Anca is 40 years old and the mother of a 9-year-old girl, Sonia. She is also the one who inspired me to write this short article after she told me the following story:

"During the isolation period, more than ever, Sonia came and woke me up in the morning. Almost every time I told her: 'please don't wake me up so early'. Suddenly, I realised that I sounded just like Sonia when I had to wake her up for school."

What? ODD?

As many behavioural manifestations of our adolescents have found suitable ground during this period of isolation, the cases that come to a therapist's office, highlight aspects that often reach critical levels. The tools that parents previously considered effective, are now proving to be much weaker in these new conditions. This is also the case with ODD behaviour.
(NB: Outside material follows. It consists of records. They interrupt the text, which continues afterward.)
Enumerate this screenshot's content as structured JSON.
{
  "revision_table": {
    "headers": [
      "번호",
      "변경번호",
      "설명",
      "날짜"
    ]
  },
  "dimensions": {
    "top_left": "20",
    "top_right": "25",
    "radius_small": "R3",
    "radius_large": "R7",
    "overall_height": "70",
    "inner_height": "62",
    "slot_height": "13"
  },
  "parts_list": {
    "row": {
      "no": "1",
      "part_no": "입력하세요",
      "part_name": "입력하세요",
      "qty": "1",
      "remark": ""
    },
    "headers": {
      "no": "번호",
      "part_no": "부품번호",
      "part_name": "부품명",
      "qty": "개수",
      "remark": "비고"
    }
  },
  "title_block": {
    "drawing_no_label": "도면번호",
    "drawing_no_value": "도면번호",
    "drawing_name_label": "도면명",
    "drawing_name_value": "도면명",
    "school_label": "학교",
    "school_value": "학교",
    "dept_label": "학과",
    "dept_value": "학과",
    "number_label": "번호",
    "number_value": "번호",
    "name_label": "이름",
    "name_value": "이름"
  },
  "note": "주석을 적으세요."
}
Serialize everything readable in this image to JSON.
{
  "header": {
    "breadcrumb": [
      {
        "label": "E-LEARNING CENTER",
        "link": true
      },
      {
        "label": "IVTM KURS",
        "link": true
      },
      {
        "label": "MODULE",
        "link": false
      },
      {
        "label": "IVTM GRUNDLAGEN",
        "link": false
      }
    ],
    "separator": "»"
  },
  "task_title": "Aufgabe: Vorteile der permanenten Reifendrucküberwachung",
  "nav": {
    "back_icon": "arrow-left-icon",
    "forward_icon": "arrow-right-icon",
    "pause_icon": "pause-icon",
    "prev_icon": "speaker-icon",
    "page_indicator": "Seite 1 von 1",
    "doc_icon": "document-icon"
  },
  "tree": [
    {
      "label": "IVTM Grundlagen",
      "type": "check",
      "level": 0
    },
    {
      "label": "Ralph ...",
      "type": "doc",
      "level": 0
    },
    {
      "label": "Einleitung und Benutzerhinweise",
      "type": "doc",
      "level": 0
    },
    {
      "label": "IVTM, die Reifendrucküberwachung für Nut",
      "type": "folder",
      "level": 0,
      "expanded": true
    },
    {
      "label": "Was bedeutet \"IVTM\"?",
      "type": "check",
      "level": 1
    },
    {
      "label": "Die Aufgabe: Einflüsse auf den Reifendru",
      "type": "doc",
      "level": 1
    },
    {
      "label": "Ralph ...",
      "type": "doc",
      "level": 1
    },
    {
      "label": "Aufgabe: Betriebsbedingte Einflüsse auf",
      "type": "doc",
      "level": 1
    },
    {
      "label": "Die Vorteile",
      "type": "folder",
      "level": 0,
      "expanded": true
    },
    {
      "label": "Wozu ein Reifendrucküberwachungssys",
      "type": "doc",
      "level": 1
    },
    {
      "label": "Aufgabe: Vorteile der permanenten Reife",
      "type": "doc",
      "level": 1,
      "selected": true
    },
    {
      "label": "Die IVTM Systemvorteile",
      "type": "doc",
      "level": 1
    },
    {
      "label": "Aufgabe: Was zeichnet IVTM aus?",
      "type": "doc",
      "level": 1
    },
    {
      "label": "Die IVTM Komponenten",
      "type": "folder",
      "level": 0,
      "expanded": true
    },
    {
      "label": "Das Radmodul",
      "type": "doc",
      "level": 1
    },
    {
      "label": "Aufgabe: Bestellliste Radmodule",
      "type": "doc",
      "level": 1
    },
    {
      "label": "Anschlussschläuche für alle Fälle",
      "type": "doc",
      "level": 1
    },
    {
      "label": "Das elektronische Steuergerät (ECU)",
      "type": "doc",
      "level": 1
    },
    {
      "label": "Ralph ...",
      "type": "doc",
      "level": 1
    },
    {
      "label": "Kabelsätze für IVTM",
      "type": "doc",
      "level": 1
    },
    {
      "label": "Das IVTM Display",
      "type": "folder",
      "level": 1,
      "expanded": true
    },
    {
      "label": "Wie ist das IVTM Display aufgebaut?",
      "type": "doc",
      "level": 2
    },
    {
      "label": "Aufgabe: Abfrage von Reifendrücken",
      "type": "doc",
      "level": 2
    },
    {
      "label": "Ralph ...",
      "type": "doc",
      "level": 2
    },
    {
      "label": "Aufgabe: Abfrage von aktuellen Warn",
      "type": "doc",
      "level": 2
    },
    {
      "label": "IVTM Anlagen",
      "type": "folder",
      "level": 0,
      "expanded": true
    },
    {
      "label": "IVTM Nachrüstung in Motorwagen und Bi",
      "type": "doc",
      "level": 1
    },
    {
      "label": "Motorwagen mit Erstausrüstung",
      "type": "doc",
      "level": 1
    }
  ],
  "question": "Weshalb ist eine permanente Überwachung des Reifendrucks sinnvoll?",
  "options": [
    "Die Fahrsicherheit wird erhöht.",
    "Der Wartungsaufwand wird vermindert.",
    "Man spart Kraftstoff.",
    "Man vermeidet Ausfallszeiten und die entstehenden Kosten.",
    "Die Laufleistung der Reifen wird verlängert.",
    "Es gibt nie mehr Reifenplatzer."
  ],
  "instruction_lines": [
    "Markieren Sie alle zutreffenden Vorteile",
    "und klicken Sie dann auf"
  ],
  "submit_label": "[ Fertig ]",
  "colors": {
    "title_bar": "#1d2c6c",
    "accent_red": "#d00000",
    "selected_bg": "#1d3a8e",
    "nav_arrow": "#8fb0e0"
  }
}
Teenagers all around the world behave similarly, and it is widely known that it is part of their development to oppose authority. Often they express this opposition by arguing, disobeying, or talking back to adults. When this behaviour becomes excessive compared to what is usual for their age, we are probably confronted with a type of behaviour disorder called an 'oppositional defiant disorder' or ODD.

This behaviour often disrupts daily activities, including those within the family structure and at school. Associated with ODD, we also find other behavioural problems: attention deficit disorder, learning disabilities, mood disorders and anxiety disorders.

Mommy, why are you sleeping with my daddy?


During the period of isolation imposed by the emergence of Covid, many of the unresolved problems of the parent-child relationship or couple's relationships have worsened. The extended time spent together has put the spotlight on vulnerabilities and blockages in communication. One of the problems that several mothers addressed during this period to the therapist is related to children still sleeping in their parents' bed, even up to a relatively advanced age. If finding a solution to this problem before isolation was postponed for whatever reason, parents then assumed that during this time together, it would have been much easier to solve the problem.When that didn't happen, parents began to wonder what was actually stopping them from taking action.

The New Normal

The decision to close all schools to slow down the spread of the coronavirus SARS-CoV-2 keeps us all safe and well. We have been asked to stay at home and to practice social/physical distancing. It is a very unusual situation, never faced before, but we have to follow the right advice to get through this. This pandemic has changed everyone’s daily routines.

Children and adolescents may be struggling with these changes. They will miss their friends, school routine and extra-curricular activities. We are all in a period of adjustment, where we have to find appropriate things that can help us and our children overcome this temporary setback. Children and young people need more support to give them a sense of control of their lives. Routines and schedules are ways to helping them and to let them feel more secure and reassured.

You could read more articles about coping with children during this period

Looking After Your Mental Health

Looking after your mental health during the Coronavirus outbreak.

Mental Health and Psychosocial Considerations

In January 2020 the World Health Organization (WHO) declared the outbreak of a new coronavirus disease, COVID-19, to be a Public Health Emergency of International Concern. WHO stated that there is a high risk of COVID-19 spreading to other countries around the world.

How To Protect Your Mental Health

All of this is taking its toll on people's mental health, particularly those already living with conditions like anxiety and OCD. So how can we protect our mental health?

Please note that the British School of Bucharest is not responsible for the content on these external pages and, as usual, we advise you to monitor your children’s online activity.

BSB is adapting to the current climate. Some information on the website is available for normal School activity. Due to COVID-19, there may be changes in the way School works, but all staff are fully operational and can be contacted via